------ Data

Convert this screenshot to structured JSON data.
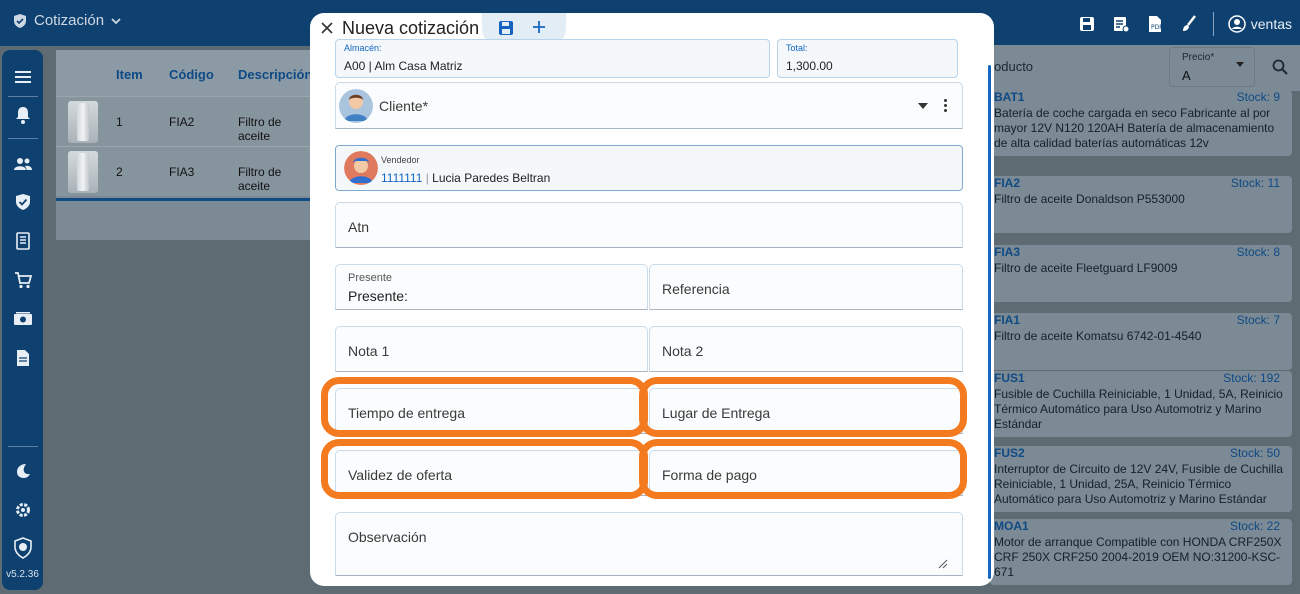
{
  "app": {
    "title": "Cotización",
    "user": "ventas",
    "version": "v5.2.36"
  },
  "table": {
    "headers": [
      "Item",
      "Código",
      "Descripción"
    ],
    "rows": [
      {
        "item": "1",
        "code": "FIA2",
        "desc": "Filtro de aceite"
      },
      {
        "item": "2",
        "code": "FIA3",
        "desc": "Filtro de aceite"
      }
    ]
  },
  "products": {
    "search_label": "oducto",
    "price_label": "Precio*",
    "price_value": "A",
    "items": [
      {
        "code": "BAT1",
        "stock_label": "Stock:",
        "stock": "9",
        "desc": "Batería de coche cargada en seco Fabricante al por mayor 12V N120 120AH Batería de almacenamiento de alta calidad baterías automáticas 12v"
      },
      {
        "code": "FIA2",
        "stock_label": "Stock:",
        "stock": "11",
        "desc": "Filtro de aceite Donaldson P553000"
      },
      {
        "code": "FIA3",
        "stock_label": "Stock:",
        "stock": "8",
        "desc": "Filtro de aceite Fleetguard LF9009"
      },
      {
        "code": "FIA1",
        "stock_label": "Stock:",
        "stock": "7",
        "desc": "Filtro de aceite Komatsu 6742-01-4540"
      },
      {
        "code": "FUS1",
        "stock_label": "Stock:",
        "stock": "192",
        "desc": "Fusible de Cuchilla Reiniciable, 1 Unidad, 5A, Reinicio Térmico Automático para Uso Automotriz y Marino Estándar"
      },
      {
        "code": "FUS2",
        "stock_label": "Stock:",
        "stock": "50",
        "desc": "Interruptor de Circuito de 12V 24V, Fusible de Cuchilla Reiniciable, 1 Unidad, 25A, Reinicio Térmico Automático para Uso Automotriz y Marino Estándar"
      },
      {
        "code": "MOA1",
        "stock_label": "Stock:",
        "stock": "22",
        "desc": "Motor de arranque Compatible con HONDA CRF250X CRF 250X CRF250 2004-2019 OEM NO:31200-KSC-671"
      }
    ]
  },
  "modal": {
    "title": "Nueva cotización",
    "almacen": {
      "label": "Almacén:",
      "value": "A00 | Alm Casa Matriz"
    },
    "total": {
      "label": "Total:",
      "value": "1,300.00"
    },
    "cliente": {
      "label": "Cliente*"
    },
    "vendedor": {
      "label": "Vendedor",
      "code": "1111111",
      "sep": " | ",
      "name": "Lucia Paredes Beltran"
    },
    "atn": "Atn",
    "presente": {
      "label": "Presente",
      "value": "Presente:"
    },
    "referencia": "Referencia",
    "nota1": "Nota 1",
    "nota2": "Nota 2",
    "tiempo_entrega": "Tiempo de entrega",
    "lugar_entrega": "Lugar de Entrega",
    "validez_oferta": "Validez de oferta",
    "forma_pago": "Forma de pago",
    "observacion": "Observación"
  },
  "colors": {
    "highlight": "#f47a1f",
    "primary": "#1565c0",
    "appbar": "#0f4170"
  }
}
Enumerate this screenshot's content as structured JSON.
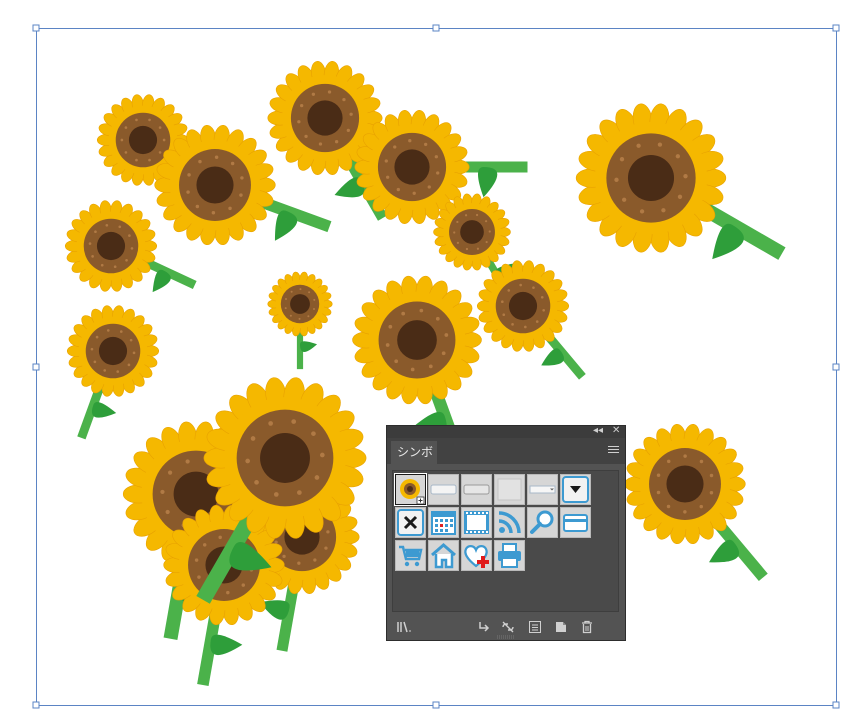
{
  "panel": {
    "tab_label": "シンボル",
    "collapse_glyph": "◂◂",
    "close_glyph": "✕",
    "menu_icon": "hamburger-menu-icon"
  },
  "symbols": [
    {
      "name": "sunflower-symbol",
      "icon": "sunflower-icon",
      "selected": true
    },
    {
      "name": "blank-button-symbol",
      "icon": "light-button-icon"
    },
    {
      "name": "gray-button-symbol",
      "icon": "gray-button-icon"
    },
    {
      "name": "blank-square-symbol",
      "icon": "blank-square-icon"
    },
    {
      "name": "dropdown-field-symbol",
      "icon": "dropdown-field-icon"
    },
    {
      "name": "dropdown-arrow-symbol",
      "icon": "triangle-down-icon"
    },
    {
      "name": "close-x-symbol",
      "icon": "x-icon"
    },
    {
      "name": "calendar-symbol",
      "icon": "calendar-icon"
    },
    {
      "name": "film-frame-symbol",
      "icon": "film-icon"
    },
    {
      "name": "rss-feed-symbol",
      "icon": "rss-icon"
    },
    {
      "name": "magnifier-symbol",
      "icon": "search-icon"
    },
    {
      "name": "credit-card-symbol",
      "icon": "card-icon"
    },
    {
      "name": "shopping-cart-symbol",
      "icon": "cart-icon"
    },
    {
      "name": "home-symbol",
      "icon": "home-icon"
    },
    {
      "name": "heart-plus-symbol",
      "icon": "heart-plus-icon"
    },
    {
      "name": "printer-symbol",
      "icon": "printer-icon"
    }
  ],
  "bottom_bar": [
    {
      "name": "symbol-library-menu-button",
      "icon": "library-icon"
    },
    {
      "name": "place-symbol-instance-button",
      "icon": "place-arrow-icon"
    },
    {
      "name": "break-link-button",
      "icon": "broken-link-icon"
    },
    {
      "name": "symbol-options-button",
      "icon": "options-icon"
    },
    {
      "name": "new-symbol-button",
      "icon": "new-symbol-icon"
    },
    {
      "name": "delete-symbol-button",
      "icon": "trash-icon"
    }
  ],
  "colors": {
    "petal": "#f5b800",
    "petal_edge": "#e8a200",
    "disk_outer": "#8a5a2b",
    "disk_inner": "#4a2c16",
    "leaf": "#2e9e3a",
    "stem": "#4bb24a",
    "bbox": "#5b84c4",
    "panel_bg": "#535353",
    "icon_blue": "#3d9ad1"
  }
}
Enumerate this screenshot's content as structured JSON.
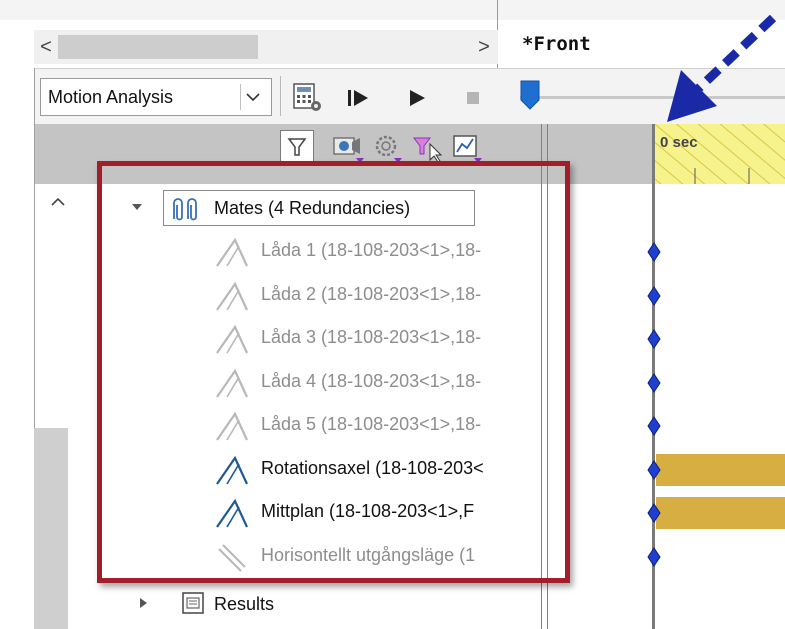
{
  "header": {
    "view_tab": "*Front"
  },
  "scroll": {
    "left_arrow": "<",
    "right_arrow": ">"
  },
  "toolbar": {
    "study_type": "Motion Analysis",
    "slider_fraction": 0.0
  },
  "timeline": {
    "time_label": "0 sec",
    "accent_color": "#f6f28c",
    "bar_color": "#d6ae42",
    "key_color": "#1f3fd0"
  },
  "tree": {
    "mates": {
      "label": "Mates (4 Redundancies)",
      "items": [
        {
          "label": "Låda 1 (18-108-203<1>,18-",
          "state": "redundant"
        },
        {
          "label": "Låda 2 (18-108-203<1>,18-",
          "state": "redundant"
        },
        {
          "label": "Låda 3 (18-108-203<1>,18-",
          "state": "redundant"
        },
        {
          "label": "Låda 4 (18-108-203<1>,18-",
          "state": "redundant"
        },
        {
          "label": "Låda 5 (18-108-203<1>,18-",
          "state": "redundant"
        },
        {
          "label": "Rotationsaxel (18-108-203<",
          "state": "active"
        },
        {
          "label": "Mittplan (18-108-203<1>,F",
          "state": "active"
        },
        {
          "label": "Horisontellt utgångsläge (1",
          "state": "suppressed"
        }
      ]
    },
    "results": {
      "label": "Results"
    }
  },
  "annotation": {
    "highlight_color": "#a11f2b",
    "arrow_color": "#1a2aa6"
  }
}
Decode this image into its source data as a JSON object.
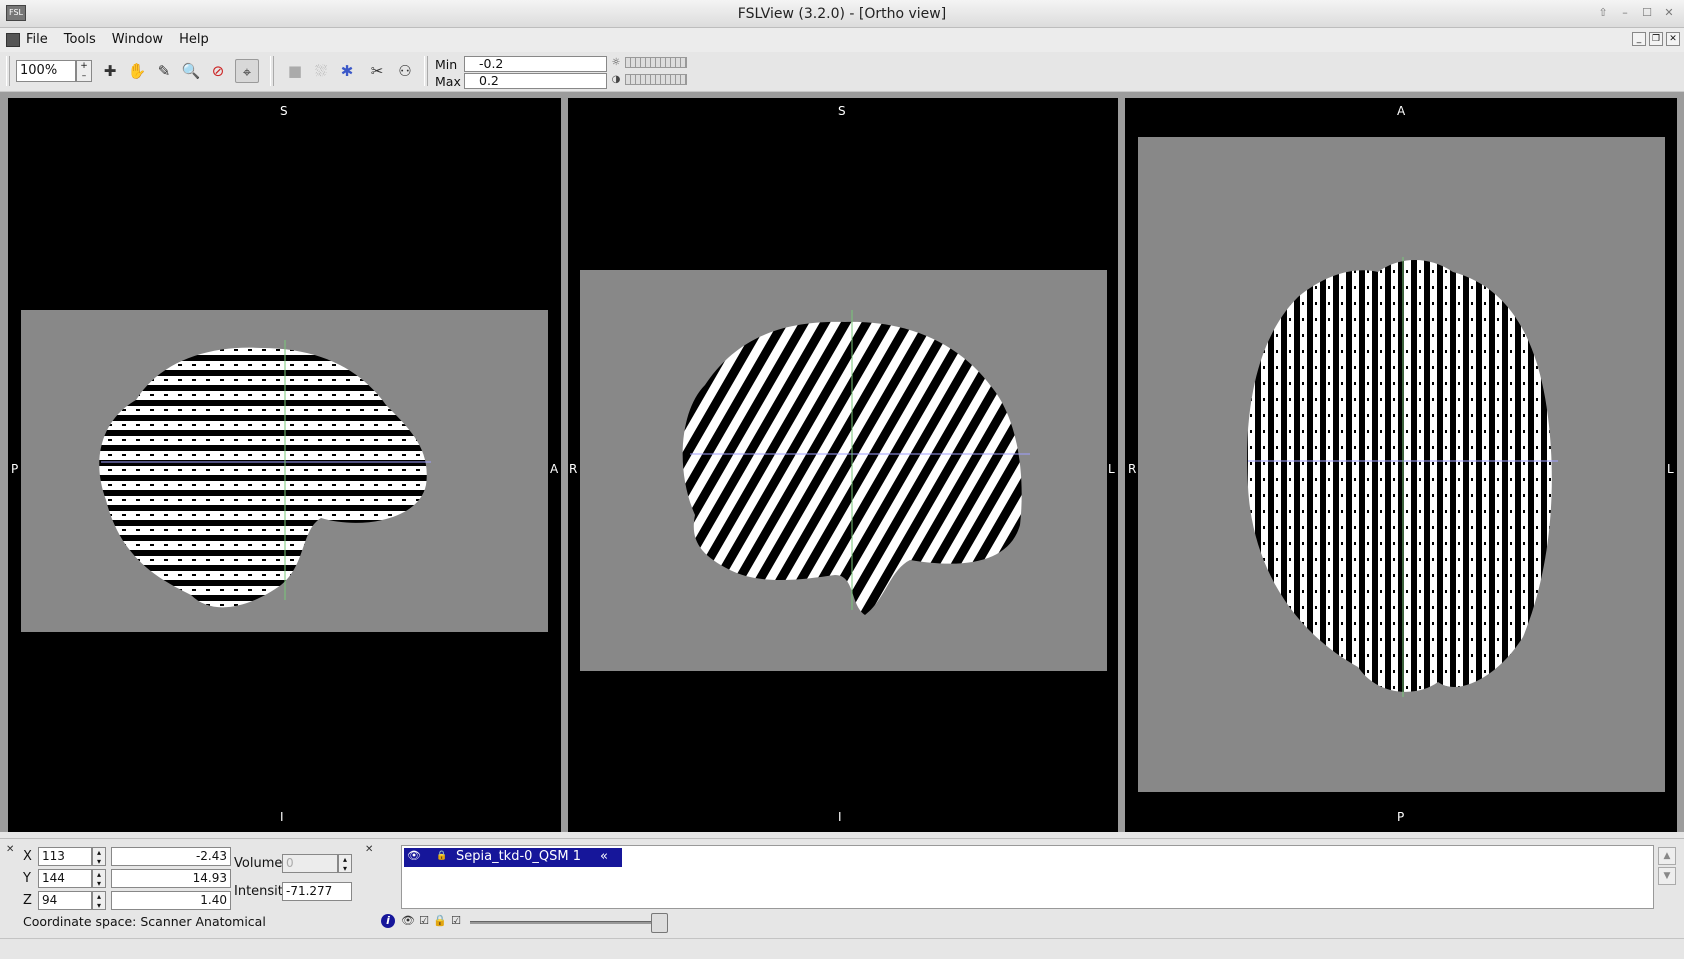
{
  "window": {
    "title": "FSLView (3.2.0) - [Ortho view]"
  },
  "menu": {
    "file": "File",
    "tools": "Tools",
    "window": "Window",
    "help": "Help"
  },
  "toolbar": {
    "zoom": "100%",
    "min_label": "Min",
    "min_value": "-0.2",
    "max_label": "Max",
    "max_value": "0.2",
    "tools": [
      "cursor-cross-icon",
      "hand-pan-icon",
      "pencil-icon",
      "zoom-icon",
      "unzoom-icon",
      "crosshair-target-icon",
      "mask-icon",
      "fill-icon",
      "star-icon",
      "scissors-icon",
      "binoculars-icon"
    ]
  },
  "views": {
    "sagittal": {
      "top": "S",
      "bottom": "I",
      "left": "P",
      "right": "A"
    },
    "coronal": {
      "top": "S",
      "bottom": "I",
      "left": "R",
      "right": "L"
    },
    "axial": {
      "top": "A",
      "bottom": "P",
      "left": "R",
      "right": "L"
    }
  },
  "cursor": {
    "x_label": "X",
    "x_voxel": "113",
    "x_mm": "-2.43",
    "y_label": "Y",
    "y_voxel": "144",
    "y_mm": "14.93",
    "z_label": "Z",
    "z_voxel": "94",
    "z_mm": "1.40",
    "volume_label": "Volume",
    "volume_value": "0",
    "intensity_label": "Intensity",
    "intensity_value": "-71.277",
    "coord_space": "Coordinate space: Scanner Anatomical"
  },
  "layers": [
    {
      "name": "Sepia_tkd-0_QSM 1"
    }
  ],
  "layer_opacity": 1.0,
  "colors": {
    "background": "#000000",
    "slice_bg": "#888888",
    "layer_highlight": "#16169a",
    "crosshair_h": "#a0a0ff",
    "crosshair_v": "#78c878"
  }
}
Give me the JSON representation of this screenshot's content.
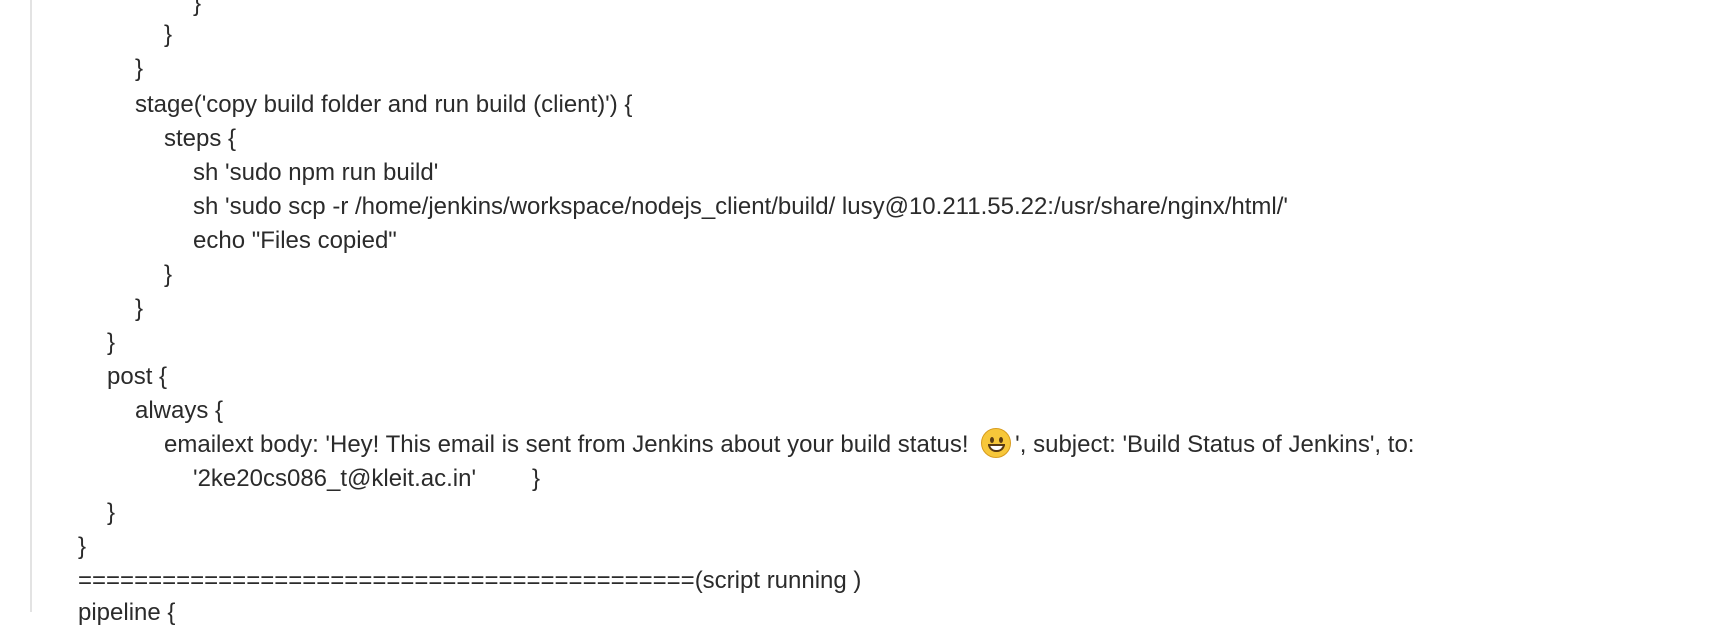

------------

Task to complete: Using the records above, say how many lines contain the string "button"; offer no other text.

Response below: 10